Climbing Badger Hill
Joshua J Winter owned most of the land between Redwater Creek and up the side of Badger Hill. This section of the original road was very winding and steep, the scene of many accidents. One such incident occurred in May 1888 when Wilson’s coach was descending this hill towards Railton. When the coach driver John Ranahan began to apply the brake, it failed. Gathering momentum, the speeding coach hit logs, causing it to capsize and ended up a complete wreck. Several passengers were severely injured. Young Salvation Army officer Chas Tipper suffered head injuries and remained unconscious for two days. His wife Mary Tipper and three young children were also hurt, one picked up unconscious. The driver dislocated his shoulder when he landed on the road. In Feb 1909 a fatal accident occurred on top of Badger Hill when Lewis Johnson’s two sons Charles (17) and Clifford (22) were returning to Sheffield in a wagon with a team of bullocks. A fierce bush fire was raging and the smoke and heat so frightened the bullocks that they began to bolt down Barnards Hill toward Dick Lowe’s bridge. Young Charles the driver was tossed over the side, where the nave of a wagon-wheel severely crushed him against the bank. With internal injuries, he died that evening. Following behind Johnson’s wagon was Albert & Ellen Burgess in a cart. When they stopped to help, burning embers ignited Ellen’s long cotton dress.
Adjoining Winter’s property, Doug & Hannah Hope from Campbell Town bought two blocks of land, one on each side of the Sheffield Rd in 1909. On the eastern side, they cleared the bush into a 36-acre farm with orchard, while across the road, at the junction with Goss Rd, Doug built a blacksmith shop, where he soon had to employ an additional workman.
James Cable’s Sawmill
Various claims that James & Mary Cables operated a sawmill south of Railton in the mid- 1850s prior to coming to Kentish in 1860 do not stack up. Historical evidence shows this sawmill wasn’t built until 20 years later, in the mid-1870s. Leaving Scotland in 1854, young Cables spent time on the Victorian gold fields before coming to Launceston where he found work in a flourmill and married Mary Prosser on 6 Nov 1857. Early in 1860, James Jeffrey employed James Cables to clear his 210-acre block on the banks of the Don River, Kentish Plains, where on 7 Sept 1860 the first of Cables’ seven children was born.
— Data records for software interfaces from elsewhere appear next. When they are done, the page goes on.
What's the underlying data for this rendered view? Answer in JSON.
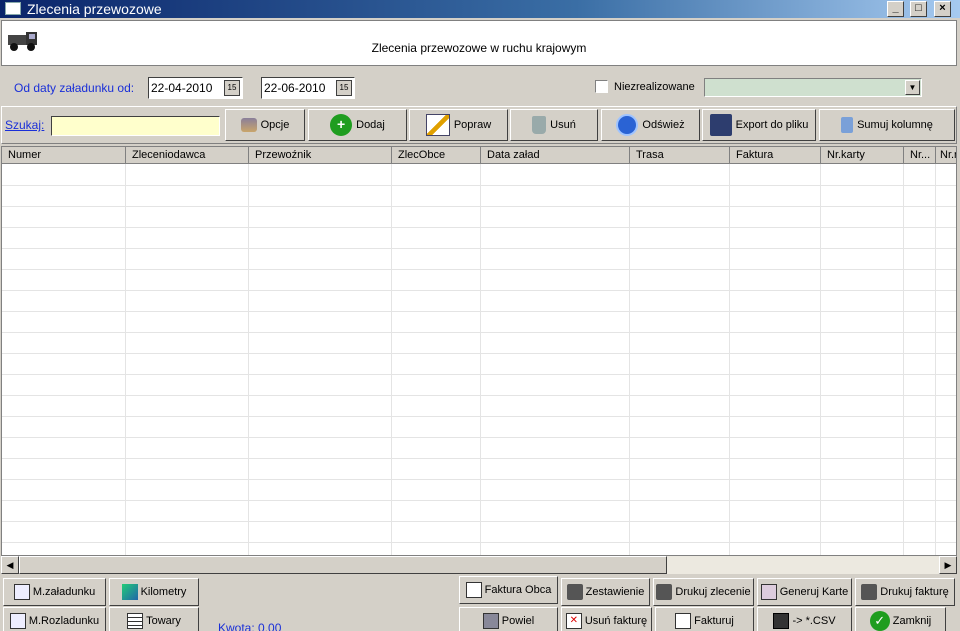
{
  "window": {
    "title": "Zlecenia przewozowe"
  },
  "header": {
    "heading": "Zlecenia przewozowe w ruchu krajowym"
  },
  "filter": {
    "date_label": "Od daty załadunku od:",
    "date_from": "22-04-2010",
    "date_to": "22-06-2010",
    "calendar_glyph": "15",
    "unrealized_label": "Niezrealizowane",
    "unrealized_checked": false,
    "combo_value": ""
  },
  "toolbar": {
    "search_label": "Szukaj:",
    "search_value": "",
    "opcje": "Opcje",
    "dodaj": "Dodaj",
    "popraw": "Popraw",
    "usun": "Usuń",
    "odswiez": "Odśwież",
    "export": "Export do pliku",
    "sumuj": "Sumuj kolumnę"
  },
  "grid": {
    "columns": [
      "Numer",
      "Zleceniodawca",
      "Przewoźnik",
      "ZlecObce",
      "Data załad",
      "Trasa",
      "Faktura",
      "Nr.karty",
      "Nr...",
      "Nr.r"
    ],
    "rows": []
  },
  "bottom": {
    "m_zaladunku": "M.załadunku",
    "kilometry": "Kilometry",
    "m_rozladunku": "M.Rozladunku",
    "towary": "Towary",
    "kwota": "Kwota:  0.00",
    "faktura_obca": "Faktura Obca",
    "zestawienie": "Zestawienie",
    "drukuj_zlecenie": "Drukuj zlecenie",
    "generuj_karte": "Generuj Karte",
    "drukuj_fakture": "Drukuj fakturę",
    "powiel": "Powiel",
    "usun_fakture": "Usuń fakturę",
    "fakturuj": "Fakturuj",
    "csv": "-> *.CSV",
    "zamknij": "Zamknij"
  },
  "colors": {
    "accent_blue": "#1a2fd8",
    "search_bg": "#ffffcc",
    "titlebar": "#0a246a"
  }
}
By 1865 James Cables had purchased half of Jeffrey’s block, which he paid off over the years. He also tried to build a flourmill driven by a water wheel. It didn’t prove very successful.
A decade later, small-time entrepreneur Joseph Lobley of Latrobe teamed up with James Cables to commence sawmilling south of Railton. They purchased 110 acres of splendid timber on the eastern side of the Sheffield Road, almost to Lowe’s Bridge. There they erected a steam-driven sawmill that drove both vertical and circular saws, as well as several workers cottages, and began operations on 20 May 1875. They were hesitant to invest more money until they knew whether the Tramway Company would get completed right to Deloraine. The following year there was an outbreak of severe dysentery at the sawmill, resulting in two deaths. Then, tragically, in January 1878 a bushfire destroyed the entire sawmill. The Lobley/Cables partnership was dissolved by dividing their 110-acre property in half. James Cables went back to his Kentish farm and, together with James Jeffrey, opened a steam driven flourmill further down the Don Creek which continued operating until 1884.
Next time: Solving the Mystery of Dick Lowe’s Bridge